It's ok thanks I understand your position. So you have the written confirmation that your rate was £150 per day?
Customer: replied 2 years ago.
That was my request on accepting the position. However after the recruitment firm going through there paperwork at my request they were able to see that no documentation was ever sent to me regarding my rate. This was reviewed by the managing director himself
Customer: replied 2 years ago.
The only documentation that the recruitment firm have is what was billed to the agency.
Expert:  Ben Jones replied 2 years ago.

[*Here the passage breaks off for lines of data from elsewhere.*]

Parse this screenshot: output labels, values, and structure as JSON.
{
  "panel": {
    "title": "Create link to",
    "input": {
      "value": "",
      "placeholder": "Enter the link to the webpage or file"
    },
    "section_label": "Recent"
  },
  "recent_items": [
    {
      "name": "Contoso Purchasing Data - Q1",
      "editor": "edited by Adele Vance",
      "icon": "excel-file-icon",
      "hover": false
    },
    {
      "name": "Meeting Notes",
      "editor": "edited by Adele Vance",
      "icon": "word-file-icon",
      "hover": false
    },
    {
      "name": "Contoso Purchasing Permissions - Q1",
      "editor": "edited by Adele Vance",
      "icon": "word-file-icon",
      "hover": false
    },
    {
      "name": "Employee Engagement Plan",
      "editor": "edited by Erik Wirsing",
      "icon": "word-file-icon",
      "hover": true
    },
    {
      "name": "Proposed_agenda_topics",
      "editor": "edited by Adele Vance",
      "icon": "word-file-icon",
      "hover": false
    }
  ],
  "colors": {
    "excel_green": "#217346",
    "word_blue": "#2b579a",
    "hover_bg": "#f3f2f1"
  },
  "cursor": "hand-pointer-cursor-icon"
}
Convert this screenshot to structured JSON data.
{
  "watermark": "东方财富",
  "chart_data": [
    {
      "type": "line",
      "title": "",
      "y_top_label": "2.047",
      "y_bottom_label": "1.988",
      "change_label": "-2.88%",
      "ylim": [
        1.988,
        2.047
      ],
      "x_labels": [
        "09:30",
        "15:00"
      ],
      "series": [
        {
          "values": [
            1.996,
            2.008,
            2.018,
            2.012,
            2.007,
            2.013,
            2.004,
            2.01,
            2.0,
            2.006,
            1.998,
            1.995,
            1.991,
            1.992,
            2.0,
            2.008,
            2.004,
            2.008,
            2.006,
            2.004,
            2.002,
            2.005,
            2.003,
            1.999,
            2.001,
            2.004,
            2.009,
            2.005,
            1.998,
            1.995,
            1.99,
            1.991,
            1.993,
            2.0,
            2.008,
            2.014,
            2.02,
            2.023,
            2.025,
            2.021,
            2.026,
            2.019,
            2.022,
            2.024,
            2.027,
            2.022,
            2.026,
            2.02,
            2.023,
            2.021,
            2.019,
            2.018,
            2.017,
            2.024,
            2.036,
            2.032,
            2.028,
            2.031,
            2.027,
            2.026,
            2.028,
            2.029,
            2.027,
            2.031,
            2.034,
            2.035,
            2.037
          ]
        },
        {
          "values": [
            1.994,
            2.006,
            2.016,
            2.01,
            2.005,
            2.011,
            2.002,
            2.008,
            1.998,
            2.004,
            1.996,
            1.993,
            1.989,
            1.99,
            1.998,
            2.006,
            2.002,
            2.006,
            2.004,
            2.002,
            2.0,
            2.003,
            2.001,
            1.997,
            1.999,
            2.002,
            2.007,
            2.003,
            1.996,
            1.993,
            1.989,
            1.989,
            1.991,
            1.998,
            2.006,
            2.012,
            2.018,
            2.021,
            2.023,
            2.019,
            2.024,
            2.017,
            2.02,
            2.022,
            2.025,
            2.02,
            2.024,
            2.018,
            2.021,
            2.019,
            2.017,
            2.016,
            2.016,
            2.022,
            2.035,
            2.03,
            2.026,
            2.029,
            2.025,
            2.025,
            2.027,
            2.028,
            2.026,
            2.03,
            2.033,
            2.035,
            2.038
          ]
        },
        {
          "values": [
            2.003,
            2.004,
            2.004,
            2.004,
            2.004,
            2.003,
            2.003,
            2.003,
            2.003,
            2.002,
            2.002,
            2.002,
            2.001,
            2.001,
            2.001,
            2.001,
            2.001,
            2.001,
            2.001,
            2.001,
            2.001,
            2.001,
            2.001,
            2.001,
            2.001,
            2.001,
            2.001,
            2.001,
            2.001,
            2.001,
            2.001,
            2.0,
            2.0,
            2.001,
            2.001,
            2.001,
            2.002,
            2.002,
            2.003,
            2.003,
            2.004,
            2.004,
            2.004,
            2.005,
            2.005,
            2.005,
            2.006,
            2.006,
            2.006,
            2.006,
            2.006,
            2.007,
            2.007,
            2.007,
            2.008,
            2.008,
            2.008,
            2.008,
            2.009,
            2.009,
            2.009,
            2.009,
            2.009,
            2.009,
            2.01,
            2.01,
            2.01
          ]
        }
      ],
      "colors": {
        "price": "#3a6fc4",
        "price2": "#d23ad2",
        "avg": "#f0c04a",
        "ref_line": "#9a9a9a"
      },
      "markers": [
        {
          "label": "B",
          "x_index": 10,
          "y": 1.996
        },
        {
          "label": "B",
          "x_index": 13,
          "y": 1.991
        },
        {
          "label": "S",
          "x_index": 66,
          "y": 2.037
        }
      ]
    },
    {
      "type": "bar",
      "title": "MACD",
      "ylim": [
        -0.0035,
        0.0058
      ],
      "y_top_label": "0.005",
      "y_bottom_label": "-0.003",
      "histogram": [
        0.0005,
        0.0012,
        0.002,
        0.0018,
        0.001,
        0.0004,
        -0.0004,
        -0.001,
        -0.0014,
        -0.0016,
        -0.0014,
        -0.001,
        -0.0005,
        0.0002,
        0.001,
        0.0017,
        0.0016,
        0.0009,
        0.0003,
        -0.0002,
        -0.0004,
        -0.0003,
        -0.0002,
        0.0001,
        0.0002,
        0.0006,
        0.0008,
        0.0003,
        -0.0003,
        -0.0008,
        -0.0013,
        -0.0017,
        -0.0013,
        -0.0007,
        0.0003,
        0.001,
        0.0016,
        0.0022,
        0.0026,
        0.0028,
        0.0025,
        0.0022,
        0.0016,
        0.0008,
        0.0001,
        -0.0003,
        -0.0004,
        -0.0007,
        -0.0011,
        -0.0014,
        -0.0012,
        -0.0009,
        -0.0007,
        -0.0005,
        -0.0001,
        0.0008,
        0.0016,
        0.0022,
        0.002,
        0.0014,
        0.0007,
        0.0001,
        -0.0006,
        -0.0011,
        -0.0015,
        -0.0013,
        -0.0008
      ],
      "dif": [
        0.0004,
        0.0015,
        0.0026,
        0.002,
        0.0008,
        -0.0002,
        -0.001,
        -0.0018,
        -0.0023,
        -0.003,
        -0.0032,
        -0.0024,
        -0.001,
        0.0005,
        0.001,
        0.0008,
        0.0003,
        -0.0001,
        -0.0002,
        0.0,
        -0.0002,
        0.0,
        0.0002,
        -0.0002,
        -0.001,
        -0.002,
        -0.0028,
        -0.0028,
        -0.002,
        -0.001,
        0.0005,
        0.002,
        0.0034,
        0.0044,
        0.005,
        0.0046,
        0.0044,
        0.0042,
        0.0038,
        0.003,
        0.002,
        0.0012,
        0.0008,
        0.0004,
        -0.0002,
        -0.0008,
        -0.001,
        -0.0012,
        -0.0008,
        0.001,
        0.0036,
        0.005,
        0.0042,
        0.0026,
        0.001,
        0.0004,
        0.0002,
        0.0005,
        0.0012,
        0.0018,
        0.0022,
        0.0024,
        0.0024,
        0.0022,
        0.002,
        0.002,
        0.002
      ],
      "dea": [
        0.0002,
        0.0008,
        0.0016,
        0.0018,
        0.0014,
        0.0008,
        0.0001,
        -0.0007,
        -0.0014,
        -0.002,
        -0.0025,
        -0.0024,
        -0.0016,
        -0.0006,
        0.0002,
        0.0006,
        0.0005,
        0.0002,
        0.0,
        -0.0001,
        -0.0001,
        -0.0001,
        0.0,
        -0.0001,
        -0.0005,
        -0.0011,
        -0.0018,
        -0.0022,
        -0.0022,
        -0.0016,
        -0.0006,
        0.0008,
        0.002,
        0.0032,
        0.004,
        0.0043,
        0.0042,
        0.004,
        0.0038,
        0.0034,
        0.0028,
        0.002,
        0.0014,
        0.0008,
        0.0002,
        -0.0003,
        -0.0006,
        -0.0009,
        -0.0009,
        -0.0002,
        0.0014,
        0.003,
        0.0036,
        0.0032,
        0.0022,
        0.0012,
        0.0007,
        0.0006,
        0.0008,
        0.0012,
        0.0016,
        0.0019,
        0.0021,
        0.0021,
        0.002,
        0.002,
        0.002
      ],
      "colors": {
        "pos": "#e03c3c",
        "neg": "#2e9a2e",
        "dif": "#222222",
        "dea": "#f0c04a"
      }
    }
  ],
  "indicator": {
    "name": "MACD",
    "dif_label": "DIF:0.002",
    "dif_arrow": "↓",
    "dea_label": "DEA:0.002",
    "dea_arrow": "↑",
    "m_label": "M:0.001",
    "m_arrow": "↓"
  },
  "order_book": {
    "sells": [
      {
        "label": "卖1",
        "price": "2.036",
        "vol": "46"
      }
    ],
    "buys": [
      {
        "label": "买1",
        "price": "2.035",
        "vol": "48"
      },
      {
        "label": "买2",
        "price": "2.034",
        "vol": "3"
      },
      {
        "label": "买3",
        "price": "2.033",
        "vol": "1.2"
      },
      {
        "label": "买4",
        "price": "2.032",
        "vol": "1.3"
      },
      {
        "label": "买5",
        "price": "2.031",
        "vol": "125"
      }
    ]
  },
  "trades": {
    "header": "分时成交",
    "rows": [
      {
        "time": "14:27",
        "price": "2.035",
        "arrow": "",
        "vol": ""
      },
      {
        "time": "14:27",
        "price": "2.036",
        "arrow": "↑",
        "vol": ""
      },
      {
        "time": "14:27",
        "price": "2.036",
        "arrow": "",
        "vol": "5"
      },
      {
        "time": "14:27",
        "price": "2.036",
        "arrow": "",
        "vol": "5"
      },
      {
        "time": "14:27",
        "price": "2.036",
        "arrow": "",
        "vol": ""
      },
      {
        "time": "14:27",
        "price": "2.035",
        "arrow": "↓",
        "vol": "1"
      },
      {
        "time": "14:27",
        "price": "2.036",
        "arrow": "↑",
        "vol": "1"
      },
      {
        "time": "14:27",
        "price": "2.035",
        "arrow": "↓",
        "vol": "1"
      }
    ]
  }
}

The key here is what was agreed at the outset and what rate you were offered and took the job as a result of. It is not a legal requirement for the rate to have been included in a written document to be binding, although it helps. A verbal agreement can be just as legally binding as a written one as long as it was the intention of the parties to be bound by it. So if a specific rate was proposed at the outset, you accepted it and started working on the contract based on it, then you certainly have a case to bring against the other side to honour the rate which you were under the impression you were working at. Regardless of whether your last day is approaching or not, you can take steps to take this further. You could do this internally at first, use whatever complaints procedure they may have in place. If that does not work, you also have the right to consider going to the county court over this. Obviously it is a last resort but certainly something which you could pursue and entirely within your rights to do. This is your basic legal position. I have more detailed advice for you in terms of the exact steps you need to follow to take things to the more formal stage of legal proceedings, which I wish to discuss so please take a second to leave a positive rating for the service so far (by selecting 3, 4 or 5 stars) and I can continue with that and answer any further questions you may have. Don’t worry, leaving a rating will not close the question and we can continue this discussion. Thank you
Expert:  Ben Jones replied 2 years ago.
Please let me know if this has answered your original question and if you need me to discuss the next steps in more detail In the meantime please take a second to leave a positive rating by selecting 3, 4 or 5 starts from the top of the page. The question will not close and I can continue with my advice as discussed. Thank you